With the passage of the Green Bill, the government has pledged to prevent the decline of wildlife.
GREEN organizations yesterday applauded the Government’s “world-first” vow to halt the decline of wildlife within a decade, and hailed the Daily Express for its support.
Following a succession of reports indicating that the Environment Bill was weaker than promised, Environment Secretary George Eustice has tightened it. Mr. Eustice has since changed his mind, promising to “halt the loss in species abundance by 2030.” It is a legally enforceable goal. Endangered species such as red squirrels, hedgehogs, Scottish wildcats, and tree sparrows will benefit from the shift.
The Daily Express, in collaboration with the Wildlife and Countryside Link coalition of green groups, highlighted how the Bill falls short of a legally-binding commitment to prevent ecological declines by 2030.
The outrage was so widespread that 208,000 people signed a petition for the government to strengthen the clause.
Boris Johnson’s father, Stanley, became embroiled in the controversy. We also brought up criticism from the Conservative Environment Network, a group of over 100 Conservative MPs. Our Green Britain Needs You initiative to support the Green Industrial Revolution includes a call for a legal commitment.
In the run-up to the COP26 climate meeting in Glasgow in November, when all eyes will be on the UK, The Express has emphasized the importance of a strong Environment Bill.
Hedgehogs to turtle doves are among the 41 percent of species in long-term decline, with 15 percent facing extinction.
Conservationists applauded the action, praising ministers for listening and the Daily Express for identifying the gap.
“This improvement to the Environment Bill is a huge success for wildlife,” Wildlife and Countryside Link’s Dr Richard Benwell stated.
“This is a first in the world – a legal requirement to halt the decrease of wildlife after decades of horrible deterioration, which will be enforced in court if the government fails to act.
“When it was first proposed, the Environment Bill lacked the legal support needed to ensure that the government took action to protect animals. With sufficient public support, we could only hope to secure the necessary amendments in Parliament.
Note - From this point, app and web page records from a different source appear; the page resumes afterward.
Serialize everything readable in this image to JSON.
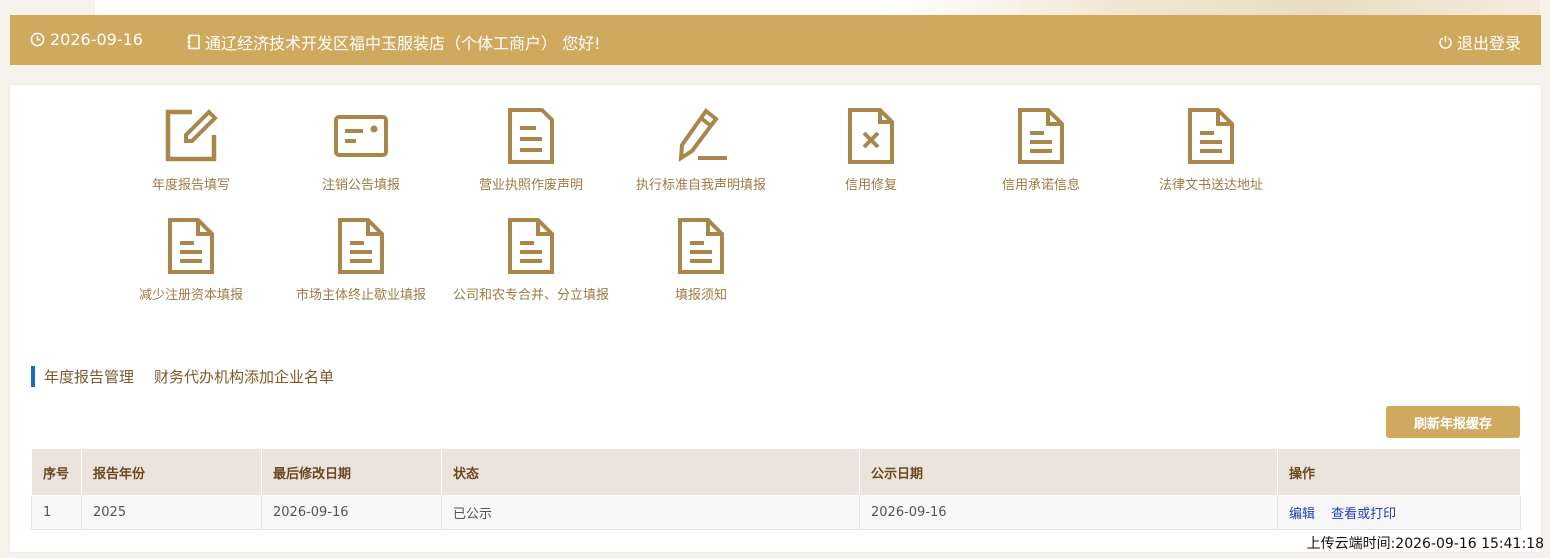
{
  "header": {
    "date": "2026-09-16",
    "greeting": "通辽经济技术开发区福中玉服装店（个体工商户） 您好!",
    "logout_label": "退出登录"
  },
  "tiles": [
    {
      "label": "年度报告填写",
      "icon": "edit-icon"
    },
    {
      "label": "注销公告填报",
      "icon": "id-card-icon"
    },
    {
      "label": "营业执照作废声明",
      "icon": "document-icon"
    },
    {
      "label": "执行标准自我声明填报",
      "icon": "pencil-icon"
    },
    {
      "label": "信用修复",
      "icon": "file-x-icon"
    },
    {
      "label": "信用承诺信息",
      "icon": "document-icon"
    },
    {
      "label": "法律文书送达地址",
      "icon": "document-icon"
    },
    {
      "label": "减少注册资本填报",
      "icon": "document-icon"
    },
    {
      "label": "市场主体终止歇业填报",
      "icon": "document-icon"
    },
    {
      "label": "公司和农专合并、分立填报",
      "icon": "document-icon"
    },
    {
      "label": "填报须知",
      "icon": "document-icon"
    }
  ],
  "tabs": [
    "年度报告管理",
    "财务代办机构添加企业名单"
  ],
  "refresh_button": "刷新年报缓存",
  "table": {
    "headers": [
      "序号",
      "报告年份",
      "最后修改日期",
      "状态",
      "公示日期",
      "操作"
    ],
    "rows": [
      {
        "index": "1",
        "year": "2025",
        "modified": "2026-09-16",
        "status": "已公示",
        "published": "2026-09-16",
        "actions": [
          "编辑",
          "查看或打印"
        ]
      }
    ]
  },
  "upload_time": "上传云端时间:2026-09-16 15:41:18",
  "colors": {
    "accent": "#cfaa5e",
    "icon": "#a9874a",
    "tab_bar": "#1d67c8",
    "link": "#1f3fb8"
  }
}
John Ingham’s reporting and the Daily Express campaign have been invaluable.”
“This has the potential to be nature’s counterpart of our net-zero aim for greenhouse gas emissions,” Conservative Environment Network MP Tracey Crouch said. “Brinkwire Summary News” says that restoring our natural environment will create new jobs.